By Jon Hemphill
“Mom? It’s Jon, calling from the Philippines. You have to say “Over” when you’re finished speaking. Over.” “Wha…What? Oh, you must be calling from the MARS station. Over.” It was 1979, way before internet and cell phones. My kids were with me in the Military Auxiliary Radio Station at Clark Air Base. They perked up at the prospect to talk to grandma and to say “over.” Mom takes it all in stride. She was a WAVE and Air Traffic Controller in the post-WWII Navy.
That’s how she met my dad, a Navy pilot. In the last two generations of my immediate family, 12 of us have served in either the Air Force, the Navy or the Marine Corps and four were married to military spouses. Amongst the Hemphills, we consider the military the “family business.”
It’s more than a job
Military service is a life choice, a calling. For those who serve, it all begins with raising their right hand; swearing to support and defend the Constitution of the United States against all enemies, foreign and domestic; and swearing to bear true faith and allegiance to the same. You see veterans proudly wear a hat, a shirt, or display some reflection of their service to our country. This isn’t a brand logo for them. It’s a proud declaration that they were, and still are, part of something much larger than themselves. Engage that person, and you’ll see a face animated by memories of service in great military units, perhaps shadowed by the loss of a fallen comrade-in-arms. Each one a member of their “forever family.”
The entire family signs up
Resilience and strength are the order of the day for military spouses and children. During deployments, spouses take on total care of the family for many months at a time. Promotions and new assignments require frequent moves involving restarts in neighborhoods and spouse jobs. Children in military families average six to nine moves before they graduate high school. My own (now grown) “military brats” traveled with me as the Air Force stationed me from Texas to the Philippines to England in four years’ time. Along the way, they learned to turn stresses into positives in their “share” of my service.
There are challenges

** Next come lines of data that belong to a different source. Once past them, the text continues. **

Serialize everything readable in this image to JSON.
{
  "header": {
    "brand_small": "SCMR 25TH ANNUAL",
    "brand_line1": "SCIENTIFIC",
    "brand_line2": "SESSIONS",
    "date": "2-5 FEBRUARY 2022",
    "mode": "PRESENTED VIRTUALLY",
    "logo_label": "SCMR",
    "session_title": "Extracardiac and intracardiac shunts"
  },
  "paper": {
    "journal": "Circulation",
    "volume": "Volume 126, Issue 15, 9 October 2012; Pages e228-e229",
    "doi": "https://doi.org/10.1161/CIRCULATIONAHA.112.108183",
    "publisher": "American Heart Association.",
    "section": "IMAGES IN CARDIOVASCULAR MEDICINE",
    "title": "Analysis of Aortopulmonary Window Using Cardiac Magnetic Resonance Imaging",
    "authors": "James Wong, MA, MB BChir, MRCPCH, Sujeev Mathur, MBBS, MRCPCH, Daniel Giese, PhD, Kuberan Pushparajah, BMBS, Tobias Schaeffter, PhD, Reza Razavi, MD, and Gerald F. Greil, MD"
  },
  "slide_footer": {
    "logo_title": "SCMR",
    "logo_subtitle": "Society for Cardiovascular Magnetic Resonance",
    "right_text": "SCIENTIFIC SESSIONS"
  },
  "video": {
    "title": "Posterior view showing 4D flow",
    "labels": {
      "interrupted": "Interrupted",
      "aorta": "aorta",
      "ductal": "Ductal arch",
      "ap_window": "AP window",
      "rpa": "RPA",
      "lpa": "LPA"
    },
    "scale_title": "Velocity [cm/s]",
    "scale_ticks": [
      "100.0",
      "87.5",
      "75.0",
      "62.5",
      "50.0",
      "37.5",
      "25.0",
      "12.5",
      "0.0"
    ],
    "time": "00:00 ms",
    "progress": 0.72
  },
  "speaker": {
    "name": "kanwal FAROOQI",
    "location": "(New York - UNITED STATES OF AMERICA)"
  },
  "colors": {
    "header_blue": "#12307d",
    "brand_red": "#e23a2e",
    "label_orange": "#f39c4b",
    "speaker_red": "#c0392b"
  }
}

In addition to deployment-related challenges, certain combat-vets suffer severe physical and psychological trauma (PTSD), which in many cases interferes with their social functioning, employability, and enjoyment of life. Feelings of survivor guilt, along with contemplation of suicide, can lead to emotional distancing further isolating these veterans from critical relationships and resources.
When the time comes to separate or retire, veterans leave an environment that is highly structured and disciplined, with supportive resources. As new civilians, many are aggravated by convoluted bureaucracy when applying for the benefits their sacrifice has earned. This frustration causes some to walk away leaving over $1 billion annually in unclaimed VA benefits.
Proud of our Military
In the United States, our Florida Congressional District 1 (the Panhandle) is the district with the highest percentage of veteran population; eighteen percent of civilian residents having served. Add in active military serving at seven local installations, along with dependent family members, and our military-related families comprise a majority of our local population.
Our community is proud of our service members and offer an abundance of programs and services to show their support. These include offerings such as discounts at local businesses, support programs for spouses and children, assistance for those transitioning out of the military, and healing for service members dealing with PTSD and other combat-related trauma. Visit http://SHN.co and learn more about veteran and active military programs in our area. There you can check out opportunities to volunteer and help serve those who have proudly served us!
Jon Hemphill is a USAF MSgt (ret.) and Board Chairman of Sharing Hands Network whose mission is focused on building “healthy and happy families, strong and engaged communities.”